Your answer should consist of every line in the records that holds "name".
___
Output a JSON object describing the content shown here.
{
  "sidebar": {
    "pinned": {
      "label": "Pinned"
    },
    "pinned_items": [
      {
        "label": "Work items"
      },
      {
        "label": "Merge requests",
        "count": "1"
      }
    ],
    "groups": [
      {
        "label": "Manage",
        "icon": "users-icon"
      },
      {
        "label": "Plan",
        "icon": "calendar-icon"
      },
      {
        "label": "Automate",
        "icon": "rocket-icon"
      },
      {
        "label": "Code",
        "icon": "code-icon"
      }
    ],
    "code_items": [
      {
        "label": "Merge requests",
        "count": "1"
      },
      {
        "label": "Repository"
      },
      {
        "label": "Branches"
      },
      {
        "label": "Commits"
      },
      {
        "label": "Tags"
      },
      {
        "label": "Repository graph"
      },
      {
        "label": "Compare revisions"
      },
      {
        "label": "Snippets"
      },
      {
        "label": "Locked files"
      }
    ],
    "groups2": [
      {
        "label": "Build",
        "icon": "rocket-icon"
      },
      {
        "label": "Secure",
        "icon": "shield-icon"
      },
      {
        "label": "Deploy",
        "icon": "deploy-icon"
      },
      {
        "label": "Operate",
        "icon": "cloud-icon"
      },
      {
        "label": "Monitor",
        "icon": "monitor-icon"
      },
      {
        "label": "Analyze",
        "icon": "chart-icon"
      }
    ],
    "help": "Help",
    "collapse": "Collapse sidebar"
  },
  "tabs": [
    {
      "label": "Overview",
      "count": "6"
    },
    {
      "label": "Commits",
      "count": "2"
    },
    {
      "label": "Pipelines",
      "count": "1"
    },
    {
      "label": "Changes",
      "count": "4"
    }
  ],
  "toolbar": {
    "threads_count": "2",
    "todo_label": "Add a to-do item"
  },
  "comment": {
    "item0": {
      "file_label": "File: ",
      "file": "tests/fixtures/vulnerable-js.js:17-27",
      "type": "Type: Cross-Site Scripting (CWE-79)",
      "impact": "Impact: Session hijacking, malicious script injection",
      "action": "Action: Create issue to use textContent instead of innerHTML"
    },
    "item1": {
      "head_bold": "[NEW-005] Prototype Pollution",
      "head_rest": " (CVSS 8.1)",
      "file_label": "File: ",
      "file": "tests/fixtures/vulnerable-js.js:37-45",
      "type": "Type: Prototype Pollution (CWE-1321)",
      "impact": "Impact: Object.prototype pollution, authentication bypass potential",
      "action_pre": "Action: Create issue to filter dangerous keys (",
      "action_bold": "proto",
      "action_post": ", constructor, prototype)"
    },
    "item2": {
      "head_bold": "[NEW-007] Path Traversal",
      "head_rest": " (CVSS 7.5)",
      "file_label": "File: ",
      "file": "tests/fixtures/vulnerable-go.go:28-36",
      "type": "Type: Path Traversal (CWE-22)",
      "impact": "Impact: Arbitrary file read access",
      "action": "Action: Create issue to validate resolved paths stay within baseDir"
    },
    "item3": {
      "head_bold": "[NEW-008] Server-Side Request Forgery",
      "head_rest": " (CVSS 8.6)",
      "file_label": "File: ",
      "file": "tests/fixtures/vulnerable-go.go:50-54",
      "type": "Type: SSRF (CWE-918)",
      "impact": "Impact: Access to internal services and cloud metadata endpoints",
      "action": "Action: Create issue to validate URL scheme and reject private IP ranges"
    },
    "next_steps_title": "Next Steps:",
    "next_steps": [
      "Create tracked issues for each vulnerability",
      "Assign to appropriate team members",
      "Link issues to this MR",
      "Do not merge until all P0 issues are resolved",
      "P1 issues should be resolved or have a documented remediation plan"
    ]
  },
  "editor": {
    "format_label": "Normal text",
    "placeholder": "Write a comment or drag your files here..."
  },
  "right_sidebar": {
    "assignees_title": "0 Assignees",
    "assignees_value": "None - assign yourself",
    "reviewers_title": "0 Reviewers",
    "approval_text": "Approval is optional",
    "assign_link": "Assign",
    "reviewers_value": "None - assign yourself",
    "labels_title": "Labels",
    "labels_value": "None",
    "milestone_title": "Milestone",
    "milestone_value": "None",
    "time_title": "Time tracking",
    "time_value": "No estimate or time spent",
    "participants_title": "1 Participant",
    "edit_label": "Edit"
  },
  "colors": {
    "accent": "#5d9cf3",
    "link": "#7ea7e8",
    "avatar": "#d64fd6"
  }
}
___
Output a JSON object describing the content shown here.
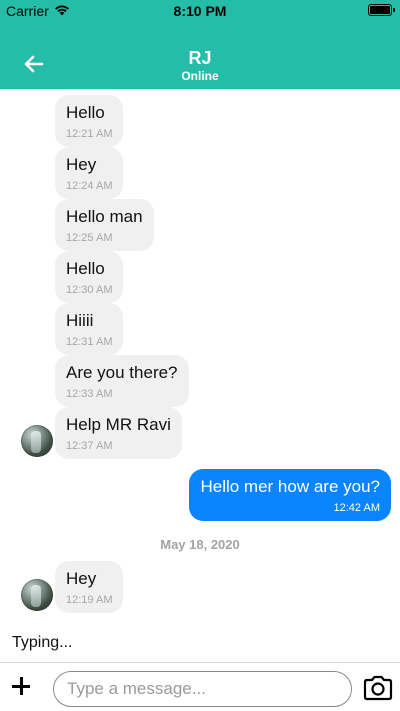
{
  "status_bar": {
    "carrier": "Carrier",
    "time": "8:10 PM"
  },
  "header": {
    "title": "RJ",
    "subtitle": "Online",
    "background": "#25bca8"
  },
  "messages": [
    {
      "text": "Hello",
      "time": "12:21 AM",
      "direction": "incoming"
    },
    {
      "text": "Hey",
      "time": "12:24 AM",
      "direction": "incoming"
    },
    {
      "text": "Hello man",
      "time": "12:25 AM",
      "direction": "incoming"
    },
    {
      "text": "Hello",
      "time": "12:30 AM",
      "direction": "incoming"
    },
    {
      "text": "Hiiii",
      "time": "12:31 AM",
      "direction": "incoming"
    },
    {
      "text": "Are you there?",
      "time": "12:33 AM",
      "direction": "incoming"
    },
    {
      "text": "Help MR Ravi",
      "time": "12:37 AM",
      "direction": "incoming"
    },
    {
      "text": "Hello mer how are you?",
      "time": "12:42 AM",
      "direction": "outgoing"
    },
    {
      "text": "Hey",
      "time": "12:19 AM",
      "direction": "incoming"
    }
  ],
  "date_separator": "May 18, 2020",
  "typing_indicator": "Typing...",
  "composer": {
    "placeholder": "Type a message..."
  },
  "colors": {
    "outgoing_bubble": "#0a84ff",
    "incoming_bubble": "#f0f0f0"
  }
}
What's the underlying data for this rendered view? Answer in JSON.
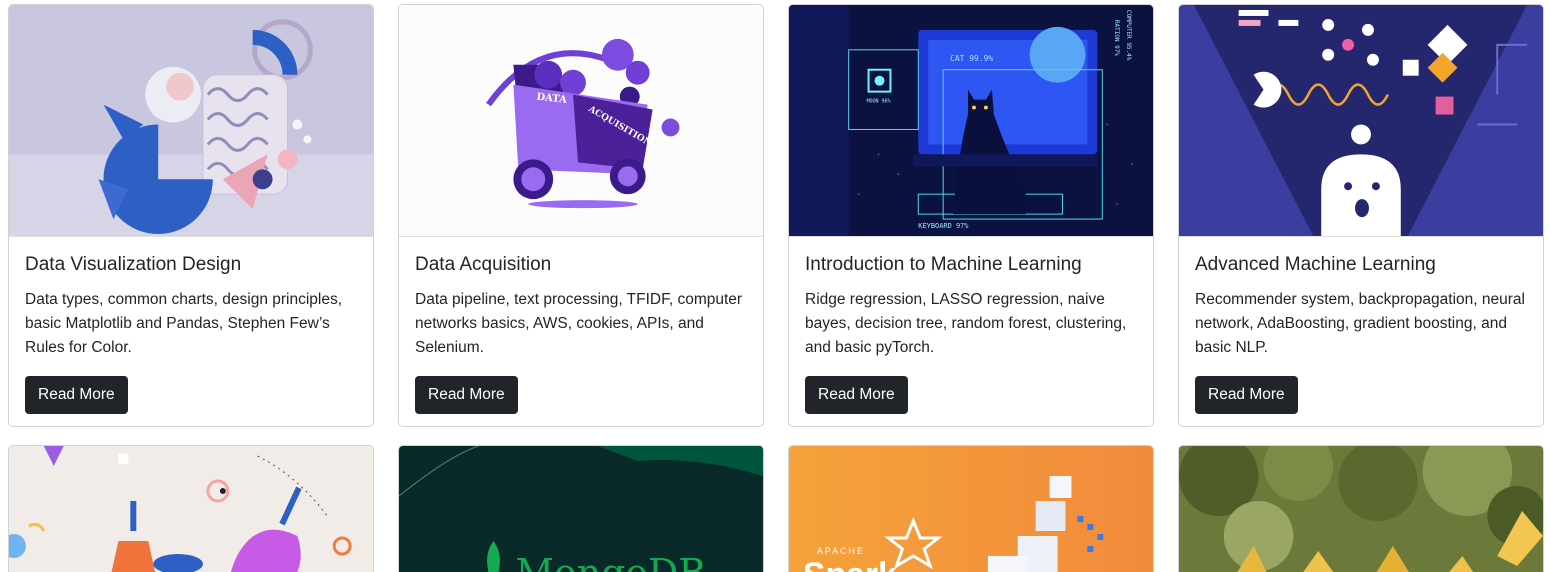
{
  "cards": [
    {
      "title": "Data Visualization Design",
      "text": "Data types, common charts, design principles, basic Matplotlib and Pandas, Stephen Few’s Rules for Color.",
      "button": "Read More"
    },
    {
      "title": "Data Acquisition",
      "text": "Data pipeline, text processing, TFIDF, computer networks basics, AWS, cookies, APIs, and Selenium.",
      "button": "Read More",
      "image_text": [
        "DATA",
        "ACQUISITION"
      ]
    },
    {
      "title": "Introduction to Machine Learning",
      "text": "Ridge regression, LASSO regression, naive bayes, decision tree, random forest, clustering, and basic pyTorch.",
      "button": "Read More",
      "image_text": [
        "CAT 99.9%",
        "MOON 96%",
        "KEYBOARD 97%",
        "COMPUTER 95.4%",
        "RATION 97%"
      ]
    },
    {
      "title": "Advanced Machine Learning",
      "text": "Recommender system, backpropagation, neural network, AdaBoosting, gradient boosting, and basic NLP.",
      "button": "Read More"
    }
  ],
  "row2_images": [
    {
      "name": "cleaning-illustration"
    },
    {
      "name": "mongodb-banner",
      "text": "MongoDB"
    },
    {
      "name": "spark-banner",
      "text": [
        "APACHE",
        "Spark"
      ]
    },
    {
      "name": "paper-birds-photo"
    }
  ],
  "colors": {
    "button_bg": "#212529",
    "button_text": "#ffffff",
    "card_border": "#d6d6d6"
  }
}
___
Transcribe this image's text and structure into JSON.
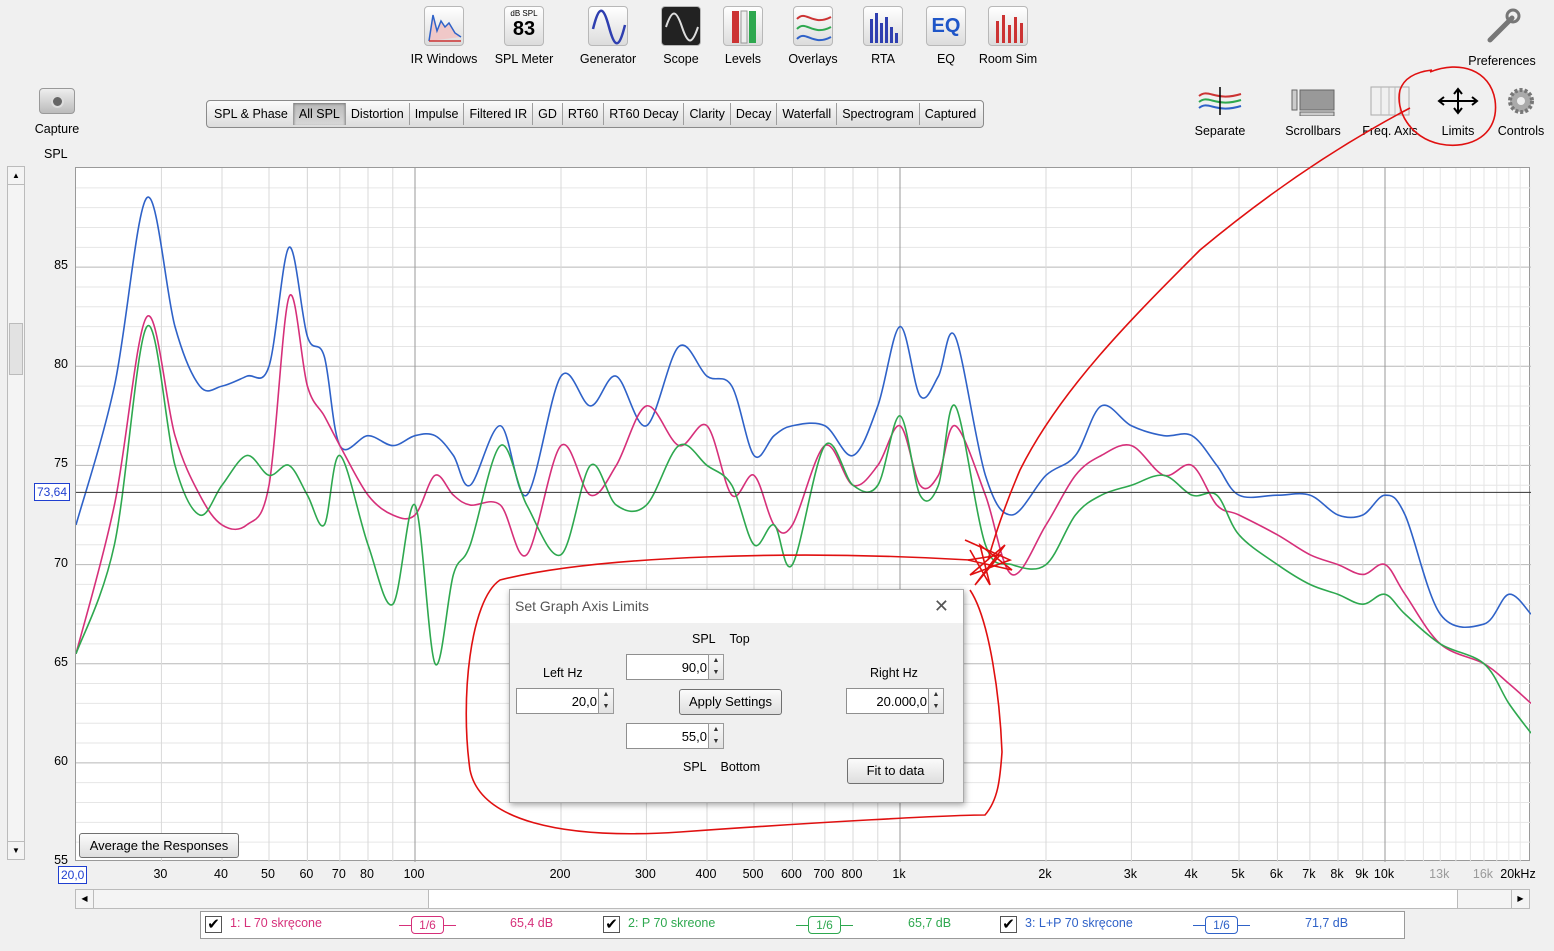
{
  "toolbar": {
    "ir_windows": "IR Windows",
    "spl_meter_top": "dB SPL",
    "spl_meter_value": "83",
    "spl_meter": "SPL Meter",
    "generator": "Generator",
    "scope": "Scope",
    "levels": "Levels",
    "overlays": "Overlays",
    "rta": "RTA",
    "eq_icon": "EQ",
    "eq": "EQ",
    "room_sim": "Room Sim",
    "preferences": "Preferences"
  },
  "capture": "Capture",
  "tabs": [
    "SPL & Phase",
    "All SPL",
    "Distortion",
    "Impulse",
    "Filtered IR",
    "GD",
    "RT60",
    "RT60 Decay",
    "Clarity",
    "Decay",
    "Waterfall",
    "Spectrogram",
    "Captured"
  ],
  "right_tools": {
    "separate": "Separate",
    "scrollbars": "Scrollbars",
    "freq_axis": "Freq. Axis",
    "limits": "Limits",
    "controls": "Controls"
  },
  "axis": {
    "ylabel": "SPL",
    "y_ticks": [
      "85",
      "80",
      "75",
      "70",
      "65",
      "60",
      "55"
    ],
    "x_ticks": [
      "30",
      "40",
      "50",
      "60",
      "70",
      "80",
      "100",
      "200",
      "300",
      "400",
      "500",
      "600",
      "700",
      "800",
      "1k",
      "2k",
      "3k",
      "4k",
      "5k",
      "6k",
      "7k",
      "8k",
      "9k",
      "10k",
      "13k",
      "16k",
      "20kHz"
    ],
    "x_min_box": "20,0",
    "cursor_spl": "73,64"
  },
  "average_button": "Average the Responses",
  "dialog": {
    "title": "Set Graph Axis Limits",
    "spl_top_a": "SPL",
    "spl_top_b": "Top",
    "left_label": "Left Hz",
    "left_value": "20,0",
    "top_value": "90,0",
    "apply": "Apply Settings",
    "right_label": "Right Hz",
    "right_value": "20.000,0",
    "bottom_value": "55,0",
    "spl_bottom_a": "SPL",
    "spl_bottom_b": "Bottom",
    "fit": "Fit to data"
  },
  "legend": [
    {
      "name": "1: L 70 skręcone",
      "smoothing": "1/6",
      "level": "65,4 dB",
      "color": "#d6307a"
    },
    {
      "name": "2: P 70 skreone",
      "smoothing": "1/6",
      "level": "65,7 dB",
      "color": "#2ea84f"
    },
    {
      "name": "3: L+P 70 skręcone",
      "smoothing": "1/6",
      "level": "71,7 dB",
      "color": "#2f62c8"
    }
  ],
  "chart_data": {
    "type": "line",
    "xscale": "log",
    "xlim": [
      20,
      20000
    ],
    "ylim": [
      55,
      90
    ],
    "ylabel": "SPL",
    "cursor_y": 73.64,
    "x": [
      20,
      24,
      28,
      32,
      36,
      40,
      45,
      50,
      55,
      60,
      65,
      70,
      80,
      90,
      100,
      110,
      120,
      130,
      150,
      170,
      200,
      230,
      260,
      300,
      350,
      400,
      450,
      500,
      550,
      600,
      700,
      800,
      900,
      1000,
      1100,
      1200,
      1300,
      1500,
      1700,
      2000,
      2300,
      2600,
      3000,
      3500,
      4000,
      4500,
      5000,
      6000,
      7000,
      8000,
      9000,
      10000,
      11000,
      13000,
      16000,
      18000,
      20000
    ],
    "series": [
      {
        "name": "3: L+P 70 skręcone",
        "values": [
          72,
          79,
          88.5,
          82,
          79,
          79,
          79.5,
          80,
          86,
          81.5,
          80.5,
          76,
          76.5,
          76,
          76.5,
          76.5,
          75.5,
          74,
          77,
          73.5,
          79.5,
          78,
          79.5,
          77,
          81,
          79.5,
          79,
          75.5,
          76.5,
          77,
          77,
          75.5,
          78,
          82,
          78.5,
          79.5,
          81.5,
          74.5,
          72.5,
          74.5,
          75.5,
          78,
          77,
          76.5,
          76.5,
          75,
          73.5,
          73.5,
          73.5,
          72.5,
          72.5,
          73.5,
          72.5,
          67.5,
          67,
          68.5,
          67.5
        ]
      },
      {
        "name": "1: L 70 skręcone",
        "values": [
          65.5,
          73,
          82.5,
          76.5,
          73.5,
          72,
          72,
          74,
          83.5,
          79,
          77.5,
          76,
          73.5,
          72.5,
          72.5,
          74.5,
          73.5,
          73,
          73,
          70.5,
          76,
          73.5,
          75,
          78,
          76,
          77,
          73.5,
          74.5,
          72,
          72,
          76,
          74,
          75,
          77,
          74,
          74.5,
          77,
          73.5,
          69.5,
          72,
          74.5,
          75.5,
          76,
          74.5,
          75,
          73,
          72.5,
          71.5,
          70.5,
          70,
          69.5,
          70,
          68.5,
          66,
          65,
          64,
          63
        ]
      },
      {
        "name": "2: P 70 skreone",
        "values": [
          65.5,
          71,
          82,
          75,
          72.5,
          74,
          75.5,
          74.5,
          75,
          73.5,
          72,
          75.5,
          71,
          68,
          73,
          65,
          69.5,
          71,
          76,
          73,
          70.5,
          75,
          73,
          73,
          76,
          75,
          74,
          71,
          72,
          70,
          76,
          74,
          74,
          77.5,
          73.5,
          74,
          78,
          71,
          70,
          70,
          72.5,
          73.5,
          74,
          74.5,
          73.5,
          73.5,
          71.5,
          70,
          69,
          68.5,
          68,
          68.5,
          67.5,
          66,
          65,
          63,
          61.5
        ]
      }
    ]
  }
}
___
[ANSWER FOR THIS EXERCISE]
      "name": "cleaning-illustration"
      "name": "mongodb-banner",
      "name": "spark-banner",
      "name": "paper-birds-photo"
      "name": "1: L 70 skręcone",
      "name": "2: P 70 skreone",
      "name": "3: L+P 70 skręcone",
        "name": "3: L+P 70 skręcone",
        "name": "1: L 70 skręcone",
        "name": "2: P 70 skreone",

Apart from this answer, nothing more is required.